The Center seeks contributions from the states to simplify the Commodity Law
New Delhi, September 3 () The central government asked the states on Tuesday for suggestions to simplify the Commodity Law of six decades, diluting certain strict provisions that currently provide for the imprisonment, even for a misdemeanor.
Union Minister of Food and Consumer Affairs, Ram Vilas Paswan, also asked states to remove legumes and onions from the central reserve stock and sell these products in retail markets to keep prices under control.
He also announced that the portability of the interstate ration card is expected to begin in January 2020 in 14 states and expressed confidence that the goal of 'One Nation One Ration Card' will be achieved in June next year as planned .
The minister was talking to the media after holding the fifth national consultation meeting of State/UT ministers to discuss various issues.
Paswan suggested that states may consider simplifying the Commodities Law, including provisions on sanctions that would put it more in tune with government policy regarding ease of doing business and promoting investment, an official statement said.
On the onion and the pulses, the minister said: We have enough reserve of pulses and onions. We have asked all States/UTs to place their demand and remove fleas and onions from reserves.
The minister reported that the Center has an inventory of 27 lakh tons of pulses and 56,000 tons of onions that states can raise for direct sale through ration shops, cooperatives, state agencies and the marketing federation.
In preparing the meeting, the Secretary of Consumer Affairs, A K Srivastava, said that States have also been advised to create a 'Price Stabilization Fund', similar to that established by the central government.
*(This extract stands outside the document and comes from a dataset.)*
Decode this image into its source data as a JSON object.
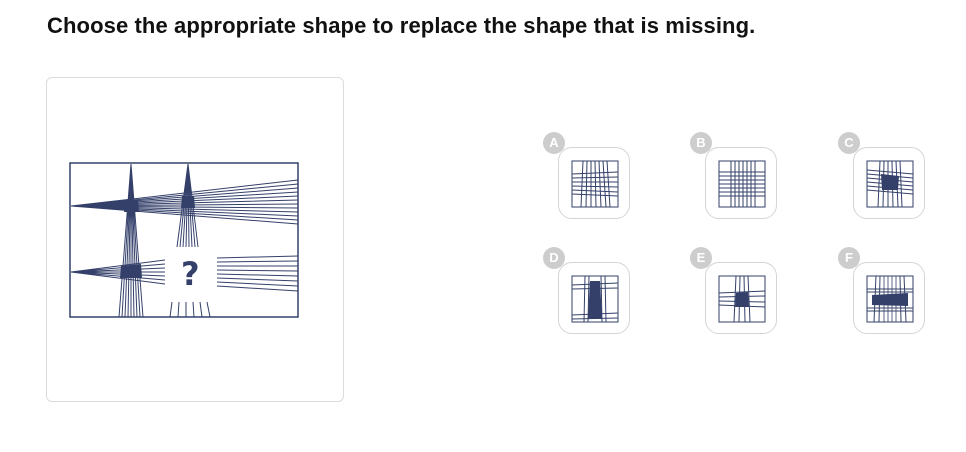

He said four states already have that fund.
On the Commodity Law, the secretary said: There are criminal provisions in the law that are strict and outdated. We have asked for suggestions from States on how to simplify it.
For each violation, there is a provision for jail, he said, adding that the punishment is not consistent with the crime.
The amendment proposed in the EC Law is made in consultation with the NITI Aayog with the aim of boosting investment and the ease of doing business without compromising consumer protection, he added.
Last month, the high-power chief ministers committee on the transformation of Indian agriculture suggested amendments to the Commodities Law (ECA) saying that regulation should be applied only in extreme cases.
The ECA was established to guarantee the delivery of certain products or products, whose supply, if clogged due to hoarding or black marketing, would affect the normal life of people. This includes food, drugs, fuels (petroleum products).
Meanwhile, Paswan expressed concern about single-use plastic and said a meeting was called on September 9 to find an alternative. Industry representatives would be invited, including those that manufacture bottled drinking water.
The Bureau of Indian Standards (BIS) would also be asked to suggest an alternative, the minister said.
Two separate meetings were also convened to assess how BIS develops the standards, their implementation and also the operation of the laboratories.
Paswan said the Prime Minister in his speech on Independence Day called for a reduction in the use of plastic, so the ministry will analyze this issue. The secretary of food, Ravi Kant, reported that topics such as the comprehensive computerization of PDS, the portability of ration cards and the rice enrichment program were discussed. MJH ANZ MJH MR MR